5 + λ (100 – 2x1 – 4x2).(II). x 2) = 3x1-0. x2) = 10x10. x 2) = p1 / p 2 imply x1-1x2 = 1.6 22 . x2) = 10x10. or 3) Lagrange function is given by L(x1.Consumer Behaviour Second order condition is satisfied because equilibrium. / dx1 dx 2 M = p1x1 + p2x2 implies 100 = 2x1 + 4x2 ---------. 50/3).(I).6 Compensated demand curve is always downward sloping.
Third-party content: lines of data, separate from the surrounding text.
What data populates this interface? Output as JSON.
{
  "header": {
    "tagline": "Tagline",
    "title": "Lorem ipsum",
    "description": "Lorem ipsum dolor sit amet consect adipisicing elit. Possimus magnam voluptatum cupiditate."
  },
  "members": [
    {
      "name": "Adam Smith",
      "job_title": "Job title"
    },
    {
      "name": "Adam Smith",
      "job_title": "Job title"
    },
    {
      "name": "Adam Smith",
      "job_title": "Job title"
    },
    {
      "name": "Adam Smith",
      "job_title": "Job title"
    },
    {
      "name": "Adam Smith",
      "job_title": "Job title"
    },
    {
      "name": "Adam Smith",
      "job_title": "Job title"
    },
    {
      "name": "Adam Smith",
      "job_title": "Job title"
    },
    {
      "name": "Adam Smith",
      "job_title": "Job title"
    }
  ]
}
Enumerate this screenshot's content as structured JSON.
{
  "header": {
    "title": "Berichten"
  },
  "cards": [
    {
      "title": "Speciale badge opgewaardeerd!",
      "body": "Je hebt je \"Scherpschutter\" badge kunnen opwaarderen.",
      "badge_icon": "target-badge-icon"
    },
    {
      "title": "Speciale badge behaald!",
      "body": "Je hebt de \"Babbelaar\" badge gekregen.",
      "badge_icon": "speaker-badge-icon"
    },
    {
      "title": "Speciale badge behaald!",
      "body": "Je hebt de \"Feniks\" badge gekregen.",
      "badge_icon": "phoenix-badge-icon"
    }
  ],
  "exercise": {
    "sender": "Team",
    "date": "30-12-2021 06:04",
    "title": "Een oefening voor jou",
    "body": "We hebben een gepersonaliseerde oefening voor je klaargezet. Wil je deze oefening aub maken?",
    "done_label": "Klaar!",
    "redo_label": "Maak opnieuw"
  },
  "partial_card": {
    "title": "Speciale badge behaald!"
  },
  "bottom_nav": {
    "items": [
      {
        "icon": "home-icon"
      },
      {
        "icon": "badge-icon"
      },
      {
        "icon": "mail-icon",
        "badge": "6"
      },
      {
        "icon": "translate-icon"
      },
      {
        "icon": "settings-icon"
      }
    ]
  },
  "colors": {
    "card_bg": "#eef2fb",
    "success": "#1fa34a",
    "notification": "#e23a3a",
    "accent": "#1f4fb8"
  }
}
See sub-section 1. imply 3/7x1-0.3x2-0.5. x 2) = p1 / p 2 / dx1 dx 2 x1 = (6/35)4x2 . Check Your Progress 3 1) 2) 3) See sub-section 1.4 = 5/2.4x20. therefore dx1 dx 2 dU ( x1.1 Lagrange function is given by L(x1. dU ( x1. x 2) dU ( x1.5 and = 5x10.5x20. it can’t have positive slope in any occasion.5 x20.3x20.5. we get (x1*.7 and = 7x10. or x1 = x2 -----.5. Solving equation (I) and (II).7 + λ (200 – 5x1 – 2x2) dU ( x1.7 x20. x 2) dU ( x1.3.5x2-0. x 2) = 5x1-0. x 2) dU ( x1. x 2) dU ( x1. therefore dx1 dx 2 dU ( x1. x2*) = (50/3. Check Your Progress 2 ∂ 2U ( x) = −1/ x2 < 0 at ∂x 2 1) 2) See section 1.5.

Master your semester with Scribd & The New York Times

Special offer for students: Only $4.99/month.

Master your semester with Scribd & The New York Times

Cancel anytime.